# ASSIGNMENT
Which lines of the listing below contain the word "value"? Return them.

# DATA FOR PROCESSING
::::::

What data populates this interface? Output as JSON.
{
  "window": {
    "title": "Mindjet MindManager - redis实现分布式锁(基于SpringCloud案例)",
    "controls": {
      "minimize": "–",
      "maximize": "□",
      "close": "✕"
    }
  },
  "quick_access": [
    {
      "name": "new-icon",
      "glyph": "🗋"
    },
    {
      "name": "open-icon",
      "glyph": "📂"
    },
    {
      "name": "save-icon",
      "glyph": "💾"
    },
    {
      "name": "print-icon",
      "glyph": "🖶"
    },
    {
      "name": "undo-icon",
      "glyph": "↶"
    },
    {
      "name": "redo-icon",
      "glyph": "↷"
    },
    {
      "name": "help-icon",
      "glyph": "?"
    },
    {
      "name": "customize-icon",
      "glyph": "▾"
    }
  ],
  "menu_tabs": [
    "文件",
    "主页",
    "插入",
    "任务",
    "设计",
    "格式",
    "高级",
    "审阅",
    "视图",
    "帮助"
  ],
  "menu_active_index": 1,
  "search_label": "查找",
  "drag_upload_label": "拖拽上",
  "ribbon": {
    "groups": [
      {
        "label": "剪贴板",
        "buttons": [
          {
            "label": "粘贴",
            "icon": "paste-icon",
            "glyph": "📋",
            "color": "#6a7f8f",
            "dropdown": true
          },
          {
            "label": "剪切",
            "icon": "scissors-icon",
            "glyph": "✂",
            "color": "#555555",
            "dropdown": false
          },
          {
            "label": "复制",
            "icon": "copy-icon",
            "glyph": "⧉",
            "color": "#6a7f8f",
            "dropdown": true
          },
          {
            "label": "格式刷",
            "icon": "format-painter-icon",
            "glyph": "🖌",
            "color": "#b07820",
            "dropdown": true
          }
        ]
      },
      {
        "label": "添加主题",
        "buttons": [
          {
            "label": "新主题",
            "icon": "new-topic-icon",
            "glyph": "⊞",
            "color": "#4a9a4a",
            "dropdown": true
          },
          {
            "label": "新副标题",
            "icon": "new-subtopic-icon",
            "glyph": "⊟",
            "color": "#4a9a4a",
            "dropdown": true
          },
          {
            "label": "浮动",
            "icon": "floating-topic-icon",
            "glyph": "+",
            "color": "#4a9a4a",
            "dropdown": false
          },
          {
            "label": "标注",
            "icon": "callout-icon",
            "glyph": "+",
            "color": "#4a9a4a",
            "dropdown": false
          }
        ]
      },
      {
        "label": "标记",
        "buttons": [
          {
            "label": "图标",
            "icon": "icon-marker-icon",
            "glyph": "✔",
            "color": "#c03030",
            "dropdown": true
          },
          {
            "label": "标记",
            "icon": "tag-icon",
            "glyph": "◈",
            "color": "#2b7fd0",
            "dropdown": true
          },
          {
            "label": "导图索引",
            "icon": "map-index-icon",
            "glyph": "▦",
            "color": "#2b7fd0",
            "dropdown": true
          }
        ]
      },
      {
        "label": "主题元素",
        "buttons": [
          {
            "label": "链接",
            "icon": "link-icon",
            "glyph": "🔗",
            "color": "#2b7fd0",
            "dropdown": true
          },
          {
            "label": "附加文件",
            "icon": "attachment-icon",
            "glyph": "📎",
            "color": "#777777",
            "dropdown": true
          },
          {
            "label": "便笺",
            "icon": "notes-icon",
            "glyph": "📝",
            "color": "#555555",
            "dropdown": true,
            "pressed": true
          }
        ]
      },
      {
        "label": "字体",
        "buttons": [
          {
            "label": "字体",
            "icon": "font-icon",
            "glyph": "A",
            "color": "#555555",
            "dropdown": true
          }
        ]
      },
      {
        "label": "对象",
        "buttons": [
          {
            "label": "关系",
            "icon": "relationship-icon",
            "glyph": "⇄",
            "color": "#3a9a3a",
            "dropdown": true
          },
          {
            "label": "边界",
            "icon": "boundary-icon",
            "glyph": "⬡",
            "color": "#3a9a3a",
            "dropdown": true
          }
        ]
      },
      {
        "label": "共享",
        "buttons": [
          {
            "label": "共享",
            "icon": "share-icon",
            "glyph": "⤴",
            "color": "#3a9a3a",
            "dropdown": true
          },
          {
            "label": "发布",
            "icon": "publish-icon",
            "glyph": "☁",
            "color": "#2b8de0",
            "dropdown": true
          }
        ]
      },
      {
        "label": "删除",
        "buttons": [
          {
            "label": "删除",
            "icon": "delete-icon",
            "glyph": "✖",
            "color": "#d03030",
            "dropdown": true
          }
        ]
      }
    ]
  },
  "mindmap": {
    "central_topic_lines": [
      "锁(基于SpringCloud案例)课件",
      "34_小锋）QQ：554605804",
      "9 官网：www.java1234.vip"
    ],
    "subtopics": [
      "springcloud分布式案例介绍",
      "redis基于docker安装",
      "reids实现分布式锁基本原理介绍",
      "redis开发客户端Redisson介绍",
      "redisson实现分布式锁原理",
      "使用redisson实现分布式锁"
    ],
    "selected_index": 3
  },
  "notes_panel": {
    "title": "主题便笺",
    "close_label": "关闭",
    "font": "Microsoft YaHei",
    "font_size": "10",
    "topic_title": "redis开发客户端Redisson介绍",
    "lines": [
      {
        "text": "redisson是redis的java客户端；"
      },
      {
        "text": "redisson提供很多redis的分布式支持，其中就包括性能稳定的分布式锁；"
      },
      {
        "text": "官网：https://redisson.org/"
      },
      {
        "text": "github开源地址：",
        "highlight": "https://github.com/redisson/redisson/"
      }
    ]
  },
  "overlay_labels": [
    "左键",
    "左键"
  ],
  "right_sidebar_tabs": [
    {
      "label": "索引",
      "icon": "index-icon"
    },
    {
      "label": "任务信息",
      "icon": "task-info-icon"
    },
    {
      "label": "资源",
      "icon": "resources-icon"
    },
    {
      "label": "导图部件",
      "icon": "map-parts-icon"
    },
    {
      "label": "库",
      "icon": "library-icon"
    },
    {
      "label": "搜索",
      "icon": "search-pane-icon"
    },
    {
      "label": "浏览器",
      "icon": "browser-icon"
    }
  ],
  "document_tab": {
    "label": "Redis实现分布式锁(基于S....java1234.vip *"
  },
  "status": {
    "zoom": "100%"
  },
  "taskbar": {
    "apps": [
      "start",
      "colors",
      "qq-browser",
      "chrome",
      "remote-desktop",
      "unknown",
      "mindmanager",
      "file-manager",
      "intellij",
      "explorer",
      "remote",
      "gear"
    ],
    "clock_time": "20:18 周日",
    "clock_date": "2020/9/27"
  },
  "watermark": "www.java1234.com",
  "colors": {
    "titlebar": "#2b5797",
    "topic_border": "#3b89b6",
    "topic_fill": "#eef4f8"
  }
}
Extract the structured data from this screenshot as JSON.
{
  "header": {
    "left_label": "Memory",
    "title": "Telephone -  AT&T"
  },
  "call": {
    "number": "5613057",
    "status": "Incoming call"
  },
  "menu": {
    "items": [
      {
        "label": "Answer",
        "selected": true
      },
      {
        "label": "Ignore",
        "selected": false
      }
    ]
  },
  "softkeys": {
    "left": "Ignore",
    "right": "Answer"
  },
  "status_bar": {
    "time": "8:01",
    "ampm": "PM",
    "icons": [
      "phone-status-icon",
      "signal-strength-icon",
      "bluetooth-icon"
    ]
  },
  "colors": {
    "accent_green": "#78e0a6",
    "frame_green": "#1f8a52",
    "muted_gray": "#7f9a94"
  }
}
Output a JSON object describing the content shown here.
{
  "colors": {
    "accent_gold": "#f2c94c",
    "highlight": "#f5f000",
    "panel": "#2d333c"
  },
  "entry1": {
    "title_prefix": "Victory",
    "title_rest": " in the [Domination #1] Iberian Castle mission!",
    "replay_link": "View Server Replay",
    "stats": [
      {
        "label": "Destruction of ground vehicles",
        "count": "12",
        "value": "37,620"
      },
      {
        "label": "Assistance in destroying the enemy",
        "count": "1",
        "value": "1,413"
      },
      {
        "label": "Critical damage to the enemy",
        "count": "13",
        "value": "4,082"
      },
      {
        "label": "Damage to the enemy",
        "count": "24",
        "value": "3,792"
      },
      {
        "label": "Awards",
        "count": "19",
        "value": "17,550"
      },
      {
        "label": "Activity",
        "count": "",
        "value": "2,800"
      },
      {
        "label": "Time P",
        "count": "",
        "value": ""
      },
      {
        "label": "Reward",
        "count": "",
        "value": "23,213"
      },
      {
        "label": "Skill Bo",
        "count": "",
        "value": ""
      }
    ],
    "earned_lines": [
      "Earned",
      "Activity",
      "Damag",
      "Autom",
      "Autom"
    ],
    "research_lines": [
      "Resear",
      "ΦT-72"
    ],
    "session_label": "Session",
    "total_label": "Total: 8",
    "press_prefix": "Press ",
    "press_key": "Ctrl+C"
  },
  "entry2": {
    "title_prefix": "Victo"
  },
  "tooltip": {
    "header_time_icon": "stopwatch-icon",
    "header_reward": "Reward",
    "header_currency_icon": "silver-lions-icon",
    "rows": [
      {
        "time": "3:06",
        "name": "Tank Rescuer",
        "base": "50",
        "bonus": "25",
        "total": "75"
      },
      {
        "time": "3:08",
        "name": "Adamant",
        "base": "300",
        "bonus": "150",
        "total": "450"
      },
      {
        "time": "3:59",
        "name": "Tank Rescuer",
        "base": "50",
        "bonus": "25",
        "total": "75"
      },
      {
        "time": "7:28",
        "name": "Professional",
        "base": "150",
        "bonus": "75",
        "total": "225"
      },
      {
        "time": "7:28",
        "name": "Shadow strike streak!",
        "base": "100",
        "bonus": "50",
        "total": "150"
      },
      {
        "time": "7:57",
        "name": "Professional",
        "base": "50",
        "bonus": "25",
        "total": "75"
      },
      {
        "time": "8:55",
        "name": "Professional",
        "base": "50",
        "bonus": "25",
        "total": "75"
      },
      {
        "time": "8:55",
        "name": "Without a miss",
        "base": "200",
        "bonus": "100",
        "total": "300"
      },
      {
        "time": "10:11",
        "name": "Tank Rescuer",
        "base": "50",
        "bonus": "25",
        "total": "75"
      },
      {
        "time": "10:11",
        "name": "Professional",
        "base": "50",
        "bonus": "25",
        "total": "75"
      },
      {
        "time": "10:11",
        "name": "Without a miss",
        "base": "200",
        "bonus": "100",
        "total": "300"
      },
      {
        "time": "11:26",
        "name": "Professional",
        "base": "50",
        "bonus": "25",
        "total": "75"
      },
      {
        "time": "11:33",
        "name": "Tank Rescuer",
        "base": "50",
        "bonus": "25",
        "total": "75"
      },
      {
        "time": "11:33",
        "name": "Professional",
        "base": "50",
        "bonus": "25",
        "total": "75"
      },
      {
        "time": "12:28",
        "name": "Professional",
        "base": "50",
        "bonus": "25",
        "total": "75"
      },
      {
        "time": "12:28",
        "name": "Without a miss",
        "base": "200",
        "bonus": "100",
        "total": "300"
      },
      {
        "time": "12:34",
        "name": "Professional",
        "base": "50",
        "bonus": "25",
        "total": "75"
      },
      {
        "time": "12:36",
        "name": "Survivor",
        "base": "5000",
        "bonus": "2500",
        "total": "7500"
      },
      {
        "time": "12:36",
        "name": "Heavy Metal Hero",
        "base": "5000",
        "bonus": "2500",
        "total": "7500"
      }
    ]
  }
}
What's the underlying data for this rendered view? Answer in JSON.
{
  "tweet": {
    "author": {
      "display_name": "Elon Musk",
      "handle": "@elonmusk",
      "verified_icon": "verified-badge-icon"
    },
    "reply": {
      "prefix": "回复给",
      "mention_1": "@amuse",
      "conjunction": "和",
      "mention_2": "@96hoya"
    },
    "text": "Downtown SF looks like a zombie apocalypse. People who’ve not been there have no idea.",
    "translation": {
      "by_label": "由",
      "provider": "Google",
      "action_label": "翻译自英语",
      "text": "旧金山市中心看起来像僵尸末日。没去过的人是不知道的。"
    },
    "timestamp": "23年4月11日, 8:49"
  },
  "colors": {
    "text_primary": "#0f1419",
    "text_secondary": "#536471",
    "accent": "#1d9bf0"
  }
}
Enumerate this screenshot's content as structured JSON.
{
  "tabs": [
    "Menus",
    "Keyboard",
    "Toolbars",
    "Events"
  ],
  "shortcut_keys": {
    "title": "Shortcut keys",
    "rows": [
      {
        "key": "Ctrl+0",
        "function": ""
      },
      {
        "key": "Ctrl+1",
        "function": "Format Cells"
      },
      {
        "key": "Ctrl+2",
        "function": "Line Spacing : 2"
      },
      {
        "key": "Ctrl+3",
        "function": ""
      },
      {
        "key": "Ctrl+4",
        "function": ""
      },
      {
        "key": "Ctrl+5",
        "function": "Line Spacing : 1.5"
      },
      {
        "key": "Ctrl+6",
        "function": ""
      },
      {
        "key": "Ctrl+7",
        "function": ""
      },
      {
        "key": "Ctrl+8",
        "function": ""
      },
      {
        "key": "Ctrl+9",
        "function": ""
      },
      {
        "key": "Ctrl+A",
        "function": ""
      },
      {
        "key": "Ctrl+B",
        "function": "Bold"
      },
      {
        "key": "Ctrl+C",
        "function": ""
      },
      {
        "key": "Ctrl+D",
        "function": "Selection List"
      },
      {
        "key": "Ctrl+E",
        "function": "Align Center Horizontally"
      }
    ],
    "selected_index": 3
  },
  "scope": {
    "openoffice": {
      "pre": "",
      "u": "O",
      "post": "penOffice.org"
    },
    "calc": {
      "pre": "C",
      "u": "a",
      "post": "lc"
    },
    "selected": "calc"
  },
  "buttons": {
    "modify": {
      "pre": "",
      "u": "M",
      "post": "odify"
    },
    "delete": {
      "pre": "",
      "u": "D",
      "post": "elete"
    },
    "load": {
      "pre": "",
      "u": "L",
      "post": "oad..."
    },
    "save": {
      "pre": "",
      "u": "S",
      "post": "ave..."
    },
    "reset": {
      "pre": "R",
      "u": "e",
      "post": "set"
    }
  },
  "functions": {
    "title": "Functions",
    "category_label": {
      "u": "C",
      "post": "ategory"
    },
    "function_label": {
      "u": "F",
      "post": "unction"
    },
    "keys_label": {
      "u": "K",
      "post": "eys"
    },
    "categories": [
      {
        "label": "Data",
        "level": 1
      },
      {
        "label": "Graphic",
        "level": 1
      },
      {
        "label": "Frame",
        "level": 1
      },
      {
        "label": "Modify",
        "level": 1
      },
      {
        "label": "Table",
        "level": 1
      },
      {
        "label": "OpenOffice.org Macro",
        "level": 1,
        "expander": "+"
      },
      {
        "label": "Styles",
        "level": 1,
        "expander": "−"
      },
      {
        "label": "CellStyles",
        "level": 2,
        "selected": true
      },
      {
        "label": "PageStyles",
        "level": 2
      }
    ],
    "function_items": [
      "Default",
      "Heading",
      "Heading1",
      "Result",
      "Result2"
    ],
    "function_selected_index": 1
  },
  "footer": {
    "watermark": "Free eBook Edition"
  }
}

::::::

# COMPLETED EXERCISE
        "value": "37,620"
        "value": "1,413"
        "value": "4,082"
        "value": "3,792"
        "value": "17,550"
        "value": "2,800"
        "value": ""
        "value": "23,213"
        "value": ""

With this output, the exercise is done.